Look I know AES256 is ridiculously secure but to keep aes secure even after quantum computers, I have a concern.
Using the Grovers theorem aes can be reduced from 256 to 128 bits for brute force attack which is also pretty strong but I don't want to be limited to it
Is it (atleast in theory) possible to implement aes512, aes1024, etc...
I mean what's stopping us like for 128bit aes we use 10 rounds of shuffling, for 192, 12 rounds and for 256, 14 rounds
Then a general rule can be said that for every 64 bits after 128 we increase the shuffling count by 2 and adding initial 10 at 128
By this rule we can say that aes512 the shuffling rounds will be 22 rounds then why has no one has ever did it?

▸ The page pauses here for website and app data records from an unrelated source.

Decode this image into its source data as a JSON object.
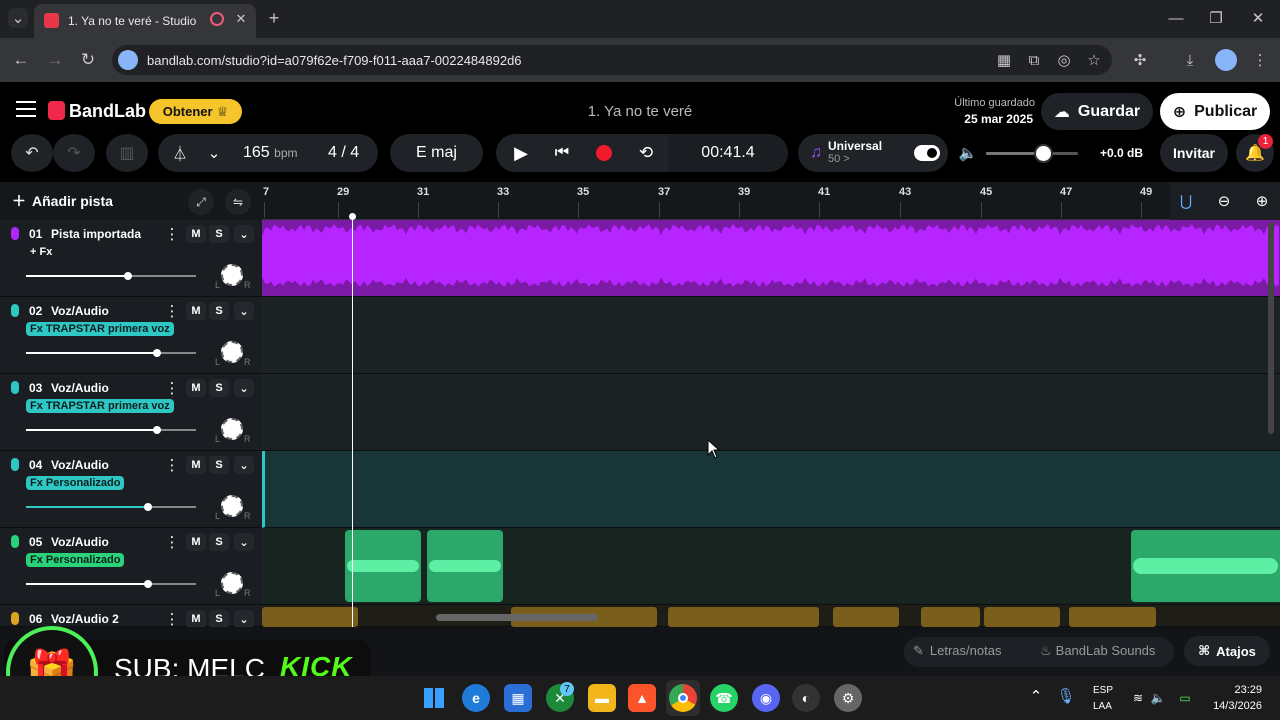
{
  "browser": {
    "tab_title": "1. Ya no te veré - Studio",
    "url": "bandlab.com/studio?id=a079f62e-f709-f011-aaa7-0022484892d6"
  },
  "header": {
    "logo": "BandLab",
    "obtener": "Obtener",
    "project_title": "1. Ya no te veré",
    "last_saved_label": "Último guardado",
    "last_saved_date": "25 mar 2025",
    "guardar": "Guardar",
    "publicar": "Publicar"
  },
  "toolbar": {
    "bpm_value": "165",
    "bpm_unit": "bpm",
    "time_sig": "4 / 4",
    "key": "E maj",
    "time": "00:41.4",
    "universal_label": "Universal",
    "universal_sub": "50 >",
    "db": "+0.0 dB",
    "invitar": "Invitar",
    "notif_count": "1",
    "volume_level": 0.62
  },
  "timeline": {
    "add_track": "Añadir pista",
    "ruler": [
      "7",
      "29",
      "31",
      "33",
      "35",
      "37",
      "39",
      "41",
      "43",
      "45",
      "47",
      "49"
    ]
  },
  "tracks": [
    {
      "num": "01",
      "name": "Pista importada",
      "fx": "+ Fx",
      "color": "#b026ff",
      "slider": 0.6
    },
    {
      "num": "02",
      "name": "Voz/Audio",
      "fx": "Fx TRAPSTAR primera voz",
      "color": "#2fc7c3",
      "slider": 0.77
    },
    {
      "num": "03",
      "name": "Voz/Audio",
      "fx": "Fx TRAPSTAR primera voz",
      "color": "#2fc7c3",
      "slider": 0.77
    },
    {
      "num": "04",
      "name": "Voz/Audio",
      "fx": "Fx Personalizado",
      "color": "#2fc7c3",
      "slider": 0.72
    },
    {
      "num": "05",
      "name": "Voz/Audio",
      "fx": "Fx Personalizado",
      "color": "#2ad37a",
      "slider": 0.72
    },
    {
      "num": "06",
      "name": "Voz/Audio 2",
      "fx": "",
      "color": "#d9a520",
      "slider": 0.0
    }
  ],
  "track_controls": {
    "m": "M",
    "s": "S",
    "l": "L",
    "r": "R"
  },
  "bottom": {
    "letras": "Letras/notas",
    "sounds": "BandLab Sounds",
    "atajos": "Atajos"
  },
  "overlay": {
    "sub_text": "SUB: MELC",
    "kick": "KICK"
  },
  "taskbar": {
    "lang1": "ESP",
    "lang2": "LAA",
    "time": "23:29",
    "date": "14/3/2026",
    "xbox_badge": "7"
  }
}
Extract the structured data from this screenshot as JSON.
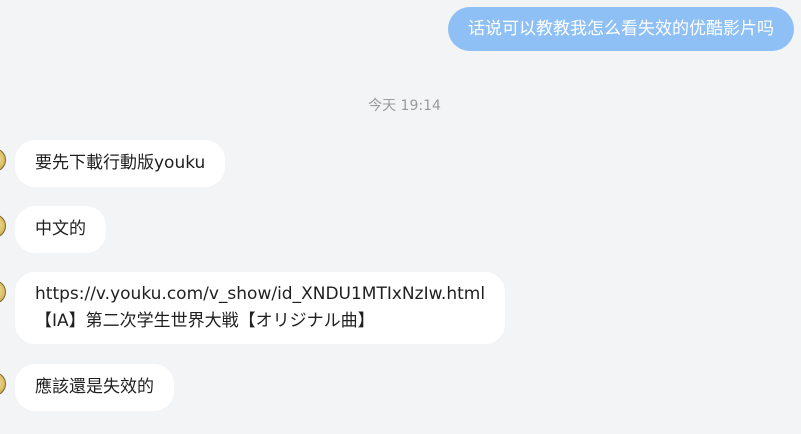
{
  "messages": {
    "outgoing": {
      "text": "话说可以教教我怎么看失效的优酷影片吗"
    },
    "timestamp": "今天 19:14",
    "incoming": [
      {
        "text": "要先下載行動版youku"
      },
      {
        "text": "中文的"
      },
      {
        "line1": "https://v.youku.com/v_show/id_XNDU1MTIxNzIw.html",
        "line2": "【IA】第二次学生世界大戦【オリジナル曲】"
      },
      {
        "text": "應該還是失效的"
      }
    ]
  },
  "colors": {
    "background": "#f3f4f6",
    "outgoing_bubble": "#8ec0f5",
    "incoming_bubble": "#ffffff",
    "timestamp_text": "#9a9a9a"
  },
  "icons": {
    "avatar": "avatar-icon"
  }
}
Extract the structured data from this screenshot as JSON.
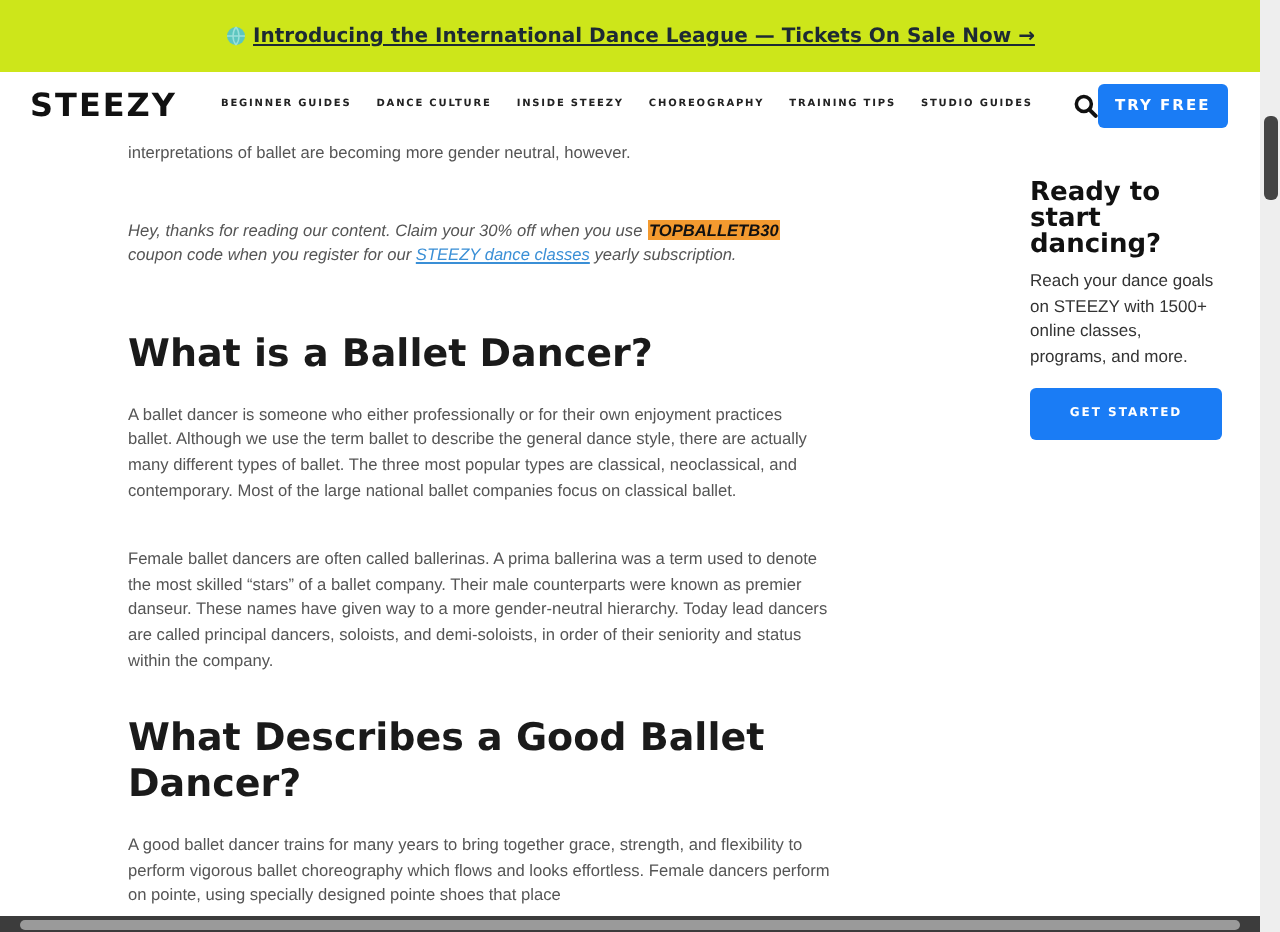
{
  "banner": {
    "text": "Introducing the International Dance League — Tickets On Sale Now →"
  },
  "nav": {
    "logo": "STEEZY",
    "links": [
      "BEGINNER GUIDES",
      "DANCE CULTURE",
      "INSIDE STEEZY",
      "CHOREOGRAPHY",
      "TRAINING TIPS",
      "STUDIO GUIDES"
    ],
    "cta": "TRY FREE"
  },
  "article": [
    {
      "kind": "paragraph",
      "text": "interpretations of ballet are becoming more gender neutral, however."
    },
    {
      "kind": "promo",
      "before": "Hey, thanks for reading our content. Claim your 30% off when you use ",
      "code": "TOPBALLETB30",
      "middle": " coupon code when you register for our ",
      "link": "STEEZY dance classes",
      "after": " yearly subscription."
    },
    {
      "kind": "heading",
      "text": "What is a Ballet Dancer?"
    },
    {
      "kind": "paragraph",
      "text": "A ballet dancer is someone who either professionally or for their own enjoyment practices ballet. Although we use the term ballet to describe the general dance style, there are actually many different types of ballet. The three most popular types are classical, neoclassical, and contemporary. Most of the large national ballet companies focus on classical ballet."
    },
    {
      "kind": "paragraph",
      "text": "Female ballet dancers are often called ballerinas. A prima ballerina was a term used to denote the most skilled “stars” of a ballet company. Their male counterparts were known as premier danseur. These names have given way to a more gender-neutral hierarchy. Today lead dancers are called principal dancers, soloists, and demi-soloists, in order of their seniority and status within the company."
    },
    {
      "kind": "heading",
      "text": "What Describes a Good Ballet Dancer?"
    },
    {
      "kind": "paragraph",
      "text": "A good ballet dancer trains for many years to bring together grace, strength, and flexibility to perform vigorous ballet choreography which flows and looks effortless. Female dancers perform on pointe, using specially designed pointe shoes that place"
    }
  ],
  "sidebar": {
    "title": "Ready to start dancing?",
    "text": "Reach your dance goals on STEEZY with 1500+ online classes, programs, and more.",
    "button": "GET STARTED"
  }
}
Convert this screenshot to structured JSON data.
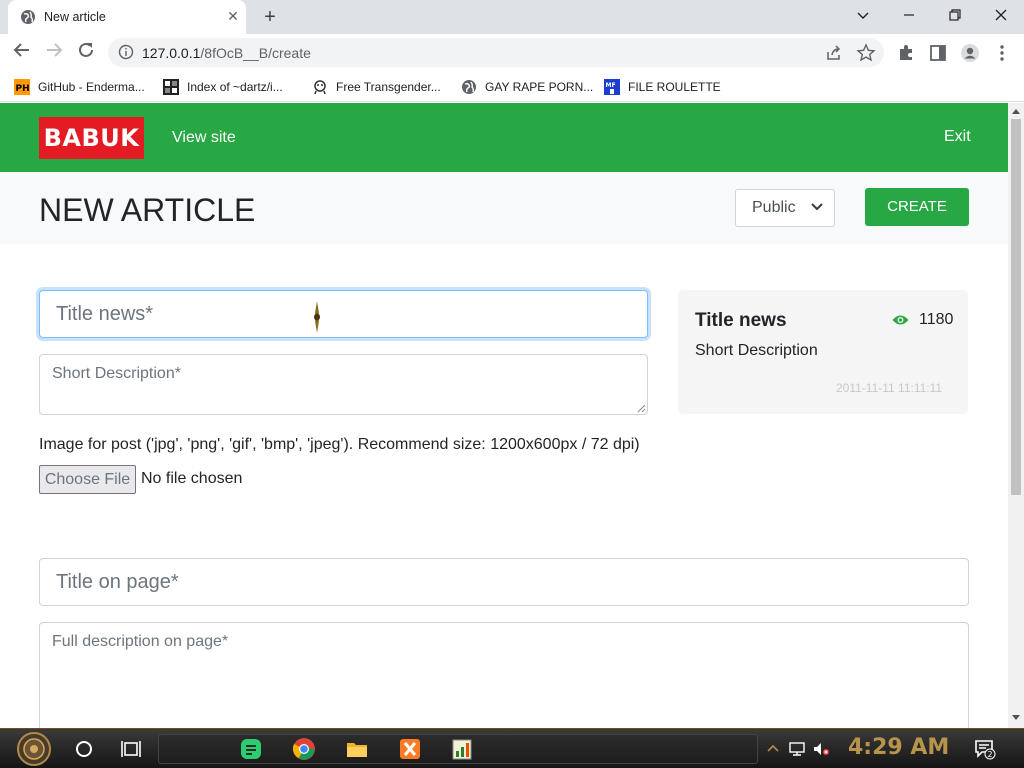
{
  "browser": {
    "tab_title": "New article",
    "url_host": "127.0.0.1",
    "url_path": "/8fOcB__B/create",
    "bookmarks": [
      {
        "label": "GitHub - Enderma...",
        "icon": "ph-icon"
      },
      {
        "label": "Index of ~dartz/i...",
        "icon": "dir-icon"
      },
      {
        "label": "Free Transgender...",
        "icon": "mascot-icon"
      },
      {
        "label": "GAY RAPE PORN...",
        "icon": "globe-icon"
      },
      {
        "label": "FILE ROULETTE",
        "icon": "mf-icon"
      }
    ],
    "colors": {
      "accent": "#28a745",
      "logo": "#e31b23"
    }
  },
  "site": {
    "logo": "BABUK",
    "view_site": "View site",
    "exit": "Exit"
  },
  "header": {
    "title": "NEW ARTICLE",
    "visibility": "Public",
    "create": "CREATE"
  },
  "form": {
    "title_placeholder": "Title news*",
    "short_placeholder": "Short Description*",
    "image_label": "Image for post ('jpg', 'png', 'gif', 'bmp', 'jpeg'). Recommend size: 1200x600px / 72 dpi)",
    "file_button": "Choose File",
    "file_status": "No file chosen",
    "page_title_placeholder": "Title on page*",
    "full_placeholder": "Full description on page*"
  },
  "preview": {
    "title": "Title news",
    "views": "1180",
    "description": "Short Description",
    "date": "2011-11-11 11:11:11"
  },
  "taskbar": {
    "clock": "4:29 AM",
    "notification_count": "2"
  }
}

  • $\begingroup$ Plenty of people "did it" - and it is not hard, it's just that not many people takes their results seriously. And that's required before NIST will even think about standardizing an algorithm (AES is nothing but standardized Rijndael cipher configurations). We generally aim for 128 bit security. It makes little sense to go beyond that, especially if those are operations performed on a (hypothetical) quantum computer. $\endgroup$
    – Maarten Bodewes
    Nov 11, 2021 at 13:43
  • $\begingroup$ By the way, Threefish (part of the Skein set of hash function implementation) has large key and block sizes. That's kind of by accident as they are required for the hash function, but yeah, you can still use that fact if you want to. $\endgroup$
    – Maarten Bodewes
    Nov 11, 2021 at 13:44